### Activity
Exactly as written, repeat all of the records below.

### Listed records
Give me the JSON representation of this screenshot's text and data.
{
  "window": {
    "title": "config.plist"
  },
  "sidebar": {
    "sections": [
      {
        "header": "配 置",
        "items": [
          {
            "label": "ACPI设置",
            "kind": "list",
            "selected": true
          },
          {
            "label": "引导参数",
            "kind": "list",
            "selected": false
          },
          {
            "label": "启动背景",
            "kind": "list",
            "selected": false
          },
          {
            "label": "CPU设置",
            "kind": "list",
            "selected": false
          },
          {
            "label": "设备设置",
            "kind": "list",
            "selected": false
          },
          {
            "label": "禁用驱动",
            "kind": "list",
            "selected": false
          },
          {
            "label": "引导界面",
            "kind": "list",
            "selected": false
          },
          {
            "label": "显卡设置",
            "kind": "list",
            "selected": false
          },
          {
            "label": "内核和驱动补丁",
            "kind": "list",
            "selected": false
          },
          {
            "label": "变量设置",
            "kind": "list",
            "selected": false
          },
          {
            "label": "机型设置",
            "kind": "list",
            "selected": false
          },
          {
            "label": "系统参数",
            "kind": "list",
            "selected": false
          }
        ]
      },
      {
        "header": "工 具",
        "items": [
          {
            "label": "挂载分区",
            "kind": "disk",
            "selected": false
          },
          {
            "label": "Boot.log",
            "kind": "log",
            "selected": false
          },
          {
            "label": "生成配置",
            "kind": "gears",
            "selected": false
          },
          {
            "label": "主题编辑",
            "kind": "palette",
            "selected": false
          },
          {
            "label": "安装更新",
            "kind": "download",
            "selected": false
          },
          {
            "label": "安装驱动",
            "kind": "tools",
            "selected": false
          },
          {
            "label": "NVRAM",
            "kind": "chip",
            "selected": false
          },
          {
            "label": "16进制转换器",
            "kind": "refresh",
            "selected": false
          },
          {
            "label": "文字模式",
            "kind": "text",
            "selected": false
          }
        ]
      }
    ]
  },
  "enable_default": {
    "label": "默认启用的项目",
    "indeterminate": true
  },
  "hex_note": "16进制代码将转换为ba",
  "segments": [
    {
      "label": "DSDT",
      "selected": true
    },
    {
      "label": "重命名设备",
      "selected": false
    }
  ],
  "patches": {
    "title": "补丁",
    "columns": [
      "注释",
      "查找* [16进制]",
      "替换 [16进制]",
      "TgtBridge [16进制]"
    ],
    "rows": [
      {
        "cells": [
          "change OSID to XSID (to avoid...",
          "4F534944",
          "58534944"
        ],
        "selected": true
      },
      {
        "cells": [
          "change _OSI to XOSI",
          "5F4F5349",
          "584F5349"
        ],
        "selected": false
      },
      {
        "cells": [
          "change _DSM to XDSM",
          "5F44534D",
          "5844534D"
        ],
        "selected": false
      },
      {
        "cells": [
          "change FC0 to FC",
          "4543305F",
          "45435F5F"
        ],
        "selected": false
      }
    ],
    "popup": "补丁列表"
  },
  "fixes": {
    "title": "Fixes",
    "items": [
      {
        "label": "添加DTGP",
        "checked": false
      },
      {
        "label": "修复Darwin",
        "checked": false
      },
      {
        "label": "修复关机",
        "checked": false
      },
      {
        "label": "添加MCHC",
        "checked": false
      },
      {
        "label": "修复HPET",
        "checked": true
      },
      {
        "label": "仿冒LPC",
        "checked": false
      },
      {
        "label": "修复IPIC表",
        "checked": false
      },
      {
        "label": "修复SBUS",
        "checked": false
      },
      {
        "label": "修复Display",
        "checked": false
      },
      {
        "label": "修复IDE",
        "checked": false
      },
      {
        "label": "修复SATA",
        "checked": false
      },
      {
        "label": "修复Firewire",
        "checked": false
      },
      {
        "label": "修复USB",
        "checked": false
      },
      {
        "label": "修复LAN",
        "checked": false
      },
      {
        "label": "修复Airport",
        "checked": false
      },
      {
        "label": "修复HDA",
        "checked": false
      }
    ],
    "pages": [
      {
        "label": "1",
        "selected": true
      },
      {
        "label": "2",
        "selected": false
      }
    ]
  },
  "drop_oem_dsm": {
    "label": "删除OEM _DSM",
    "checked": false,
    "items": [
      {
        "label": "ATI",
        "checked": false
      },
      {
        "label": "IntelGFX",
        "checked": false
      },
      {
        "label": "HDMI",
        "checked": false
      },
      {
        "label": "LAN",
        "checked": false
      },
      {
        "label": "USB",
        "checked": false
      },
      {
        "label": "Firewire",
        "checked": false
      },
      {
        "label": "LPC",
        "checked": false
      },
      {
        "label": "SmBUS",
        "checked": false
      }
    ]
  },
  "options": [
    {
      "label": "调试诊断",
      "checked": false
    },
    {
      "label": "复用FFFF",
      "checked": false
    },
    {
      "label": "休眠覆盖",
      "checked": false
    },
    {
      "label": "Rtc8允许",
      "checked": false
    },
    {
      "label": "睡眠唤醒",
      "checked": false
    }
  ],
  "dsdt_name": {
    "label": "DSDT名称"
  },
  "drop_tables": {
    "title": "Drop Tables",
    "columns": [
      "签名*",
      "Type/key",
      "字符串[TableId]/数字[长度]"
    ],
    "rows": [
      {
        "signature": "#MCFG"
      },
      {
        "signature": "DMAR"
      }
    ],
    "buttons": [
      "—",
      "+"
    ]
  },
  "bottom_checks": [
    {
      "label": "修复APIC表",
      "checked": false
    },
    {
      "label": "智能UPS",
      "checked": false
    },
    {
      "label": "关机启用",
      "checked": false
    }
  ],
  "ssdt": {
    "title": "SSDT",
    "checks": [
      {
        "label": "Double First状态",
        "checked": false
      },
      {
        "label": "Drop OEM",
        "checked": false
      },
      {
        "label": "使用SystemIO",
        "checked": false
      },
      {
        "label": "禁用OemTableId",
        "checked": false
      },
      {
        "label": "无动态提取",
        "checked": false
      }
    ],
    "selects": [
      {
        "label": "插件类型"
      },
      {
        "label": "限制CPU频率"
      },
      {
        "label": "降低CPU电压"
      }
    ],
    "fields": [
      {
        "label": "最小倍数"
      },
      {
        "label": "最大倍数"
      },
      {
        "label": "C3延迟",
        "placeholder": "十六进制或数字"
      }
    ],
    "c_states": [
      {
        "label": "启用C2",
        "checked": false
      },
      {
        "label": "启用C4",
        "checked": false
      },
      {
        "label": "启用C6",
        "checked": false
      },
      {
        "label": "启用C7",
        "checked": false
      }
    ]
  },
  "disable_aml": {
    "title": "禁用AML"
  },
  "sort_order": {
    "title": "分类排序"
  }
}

### Expected answer
Give me the JSON representation of this screenshot's text and data.
{
  "window": {
    "title": "config.plist"
  },
  "sidebar": {
    "sections": [
      {
        "header": "配 置",
        "items": [
          {
            "label": "ACPI设置",
            "kind": "list",
            "selected": true
          },
          {
            "label": "引导参数",
            "kind": "list",
            "selected": false
          },
          {
            "label": "启动背景",
            "kind": "list",
            "selected": false
          },
          {
            "label": "CPU设置",
            "kind": "list",
            "selected": false
          },
          {
            "label": "设备设置",
            "kind": "list",
            "selected": false
          },
          {
            "label": "禁用驱动",
            "kind": "list",
            "selected": false
          },
          {
            "label": "引导界面",
            "kind": "list",
            "selected": false
          },
          {
            "label": "显卡设置",
            "kind": "list",
            "selected": false
          },
          {
            "label": "内核和驱动补丁",
            "kind": "list",
            "selected": false
          },
          {
            "label": "变量设置",
            "kind": "list",
            "selected": false
          },
          {
            "label": "机型设置",
            "kind": "list",
            "selected": false
          },
          {
            "label": "系统参数",
            "kind": "list",
            "selected": false
          }
        ]
      },
      {
        "header": "工 具",
        "items": [
          {
            "label": "挂载分区",
            "kind": "disk",
            "selected": false
          },
          {
            "label": "Boot.log",
            "kind": "log",
            "selected": false
          },
          {
            "label": "生成配置",
            "kind": "gears",
            "selected": false
          },
          {
            "label": "主题编辑",
            "kind": "palette",
            "selected": false
          },
          {
            "label": "安装更新",
            "kind": "download",
            "selected": false
          },
          {
            "label": "安装驱动",
            "kind": "tools",
            "selected": false
          },
          {
            "label": "NVRAM",
            "kind": "chip",
            "selected": false
          },
          {
            "label": "16进制转换器",
            "kind": "refresh",
            "selected": false
          },
          {
            "label": "文字模式",
            "kind": "text",
            "selected": false
          }
        ]
      }
    ]
  },
  "enable_default": {
    "label": "默认启用的项目",
    "indeterminate": true
  },
  "hex_note": "16进制代码将转换为ba",
  "segments": [
    {
      "label": "DSDT",
      "selected": true
    },
    {
      "label": "重命名设备",
      "selected": false
    }
  ],
  "patches": {
    "title": "补丁",
    "columns": [
      "注释",
      "查找* [16进制]",
      "替换 [16进制]",
      "TgtBridge [16进制]"
    ],
    "rows": [
      {
        "cells": [
          "change OSID to XSID (to avoid...",
          "4F534944",
          "58534944"
        ],
        "selected": true
      },
      {
        "cells": [
          "change _OSI to XOSI",
          "5F4F5349",
          "584F5349"
        ],
        "selected": false
      },
      {
        "cells": [
          "change _DSM to XDSM",
          "5F44534D",
          "5844534D"
        ],
        "selected": false
      },
      {
        "cells": [
          "change FC0 to FC",
          "4543305F",
          "45435F5F"
        ],
        "selected": false
      }
    ],
    "popup": "补丁列表"
  },
  "fixes": {
    "title": "Fixes",
    "items": [
      {
        "label": "添加DTGP",
        "checked": false
      },
      {
        "label": "修复Darwin",
        "checked": false
      },
      {
        "label": "修复关机",
        "checked": false
      },
      {
        "label": "添加MCHC",
        "checked": false
      },
      {
        "label": "修复HPET",
        "checked": true
      },
      {
        "label": "仿冒LPC",
        "checked": false
      },
      {
        "label": "修复IPIC表",
        "checked": false
      },
      {
        "label": "修复SBUS",
        "checked": false
      },
      {
        "label": "修复Display",
        "checked": false
      },
      {
        "label": "修复IDE",
        "checked": false
      },
      {
        "label": "修复SATA",
        "checked": false
      },
      {
        "label": "修复Firewire",
        "checked": false
      },
      {
        "label": "修复USB",
        "checked": false
      },
      {
        "label": "修复LAN",
        "checked": false
      },
      {
        "label": "修复Airport",
        "checked": false
      },
      {
        "label": "修复HDA",
        "checked": false
      }
    ],
    "pages": [
      {
        "label": "1",
        "selected": true
      },
      {
        "label": "2",
        "selected": false
      }
    ]
  },
  "drop_oem_dsm": {
    "label": "删除OEM _DSM",
    "checked": false,
    "items": [
      {
        "label": "ATI",
        "checked": false
      },
      {
        "label": "IntelGFX",
        "checked": false
      },
      {
        "label": "HDMI",
        "checked": false
      },
      {
        "label": "LAN",
        "checked": false
      },
      {
        "label": "USB",
        "checked": false
      },
      {
        "label": "Firewire",
        "checked": false
      },
      {
        "label": "LPC",
        "checked": false
      },
      {
        "label": "SmBUS",
        "checked": false
      }
    ]
  },
  "options": [
    {
      "label": "调试诊断",
      "checked": false
    },
    {
      "label": "复用FFFF",
      "checked": false
    },
    {
      "label": "休眠覆盖",
      "checked": false
    },
    {
      "label": "Rtc8允许",
      "checked": false
    },
    {
      "label": "睡眠唤醒",
      "checked": false
    }
  ],
  "dsdt_name": {
    "label": "DSDT名称"
  },
  "drop_tables": {
    "title": "Drop Tables",
    "columns": [
      "签名*",
      "Type/key",
      "字符串[TableId]/数字[长度]"
    ],
    "rows": [
      {
        "signature": "#MCFG"
      },
      {
        "signature": "DMAR"
      }
    ],
    "buttons": [
      "—",
      "+"
    ]
  },
  "bottom_checks": [
    {
      "label": "修复APIC表",
      "checked": false
    },
    {
      "label": "智能UPS",
      "checked": false
    },
    {
      "label": "关机启用",
      "checked": false
    }
  ],
  "ssdt": {
    "title": "SSDT",
    "checks": [
      {
        "label": "Double First状态",
        "checked": false
      },
      {
        "label": "Drop OEM",
        "checked": false
      },
      {
        "label": "使用SystemIO",
        "checked": false
      },
      {
        "label": "禁用OemTableId",
        "checked": false
      },
      {
        "label": "无动态提取",
        "checked": false
      }
    ],
    "selects": [
      {
        "label": "插件类型"
      },
      {
        "label": "限制CPU频率"
      },
      {
        "label": "降低CPU电压"
      }
    ],
    "fields": [
      {
        "label": "最小倍数"
      },
      {
        "label": "最大倍数"
      },
      {
        "label": "C3延迟",
        "placeholder": "十六进制或数字"
      }
    ],
    "c_states": [
      {
        "label": "启用C2",
        "checked": false
      },
      {
        "label": "启用C4",
        "checked": false
      },
      {
        "label": "启用C6",
        "checked": false
      },
      {
        "label": "启用C7",
        "checked": false
      }
    ]
  },
  "disable_aml": {
    "title": "禁用AML"
  },
  "sort_order": {
    "title": "分类排序"
  }
}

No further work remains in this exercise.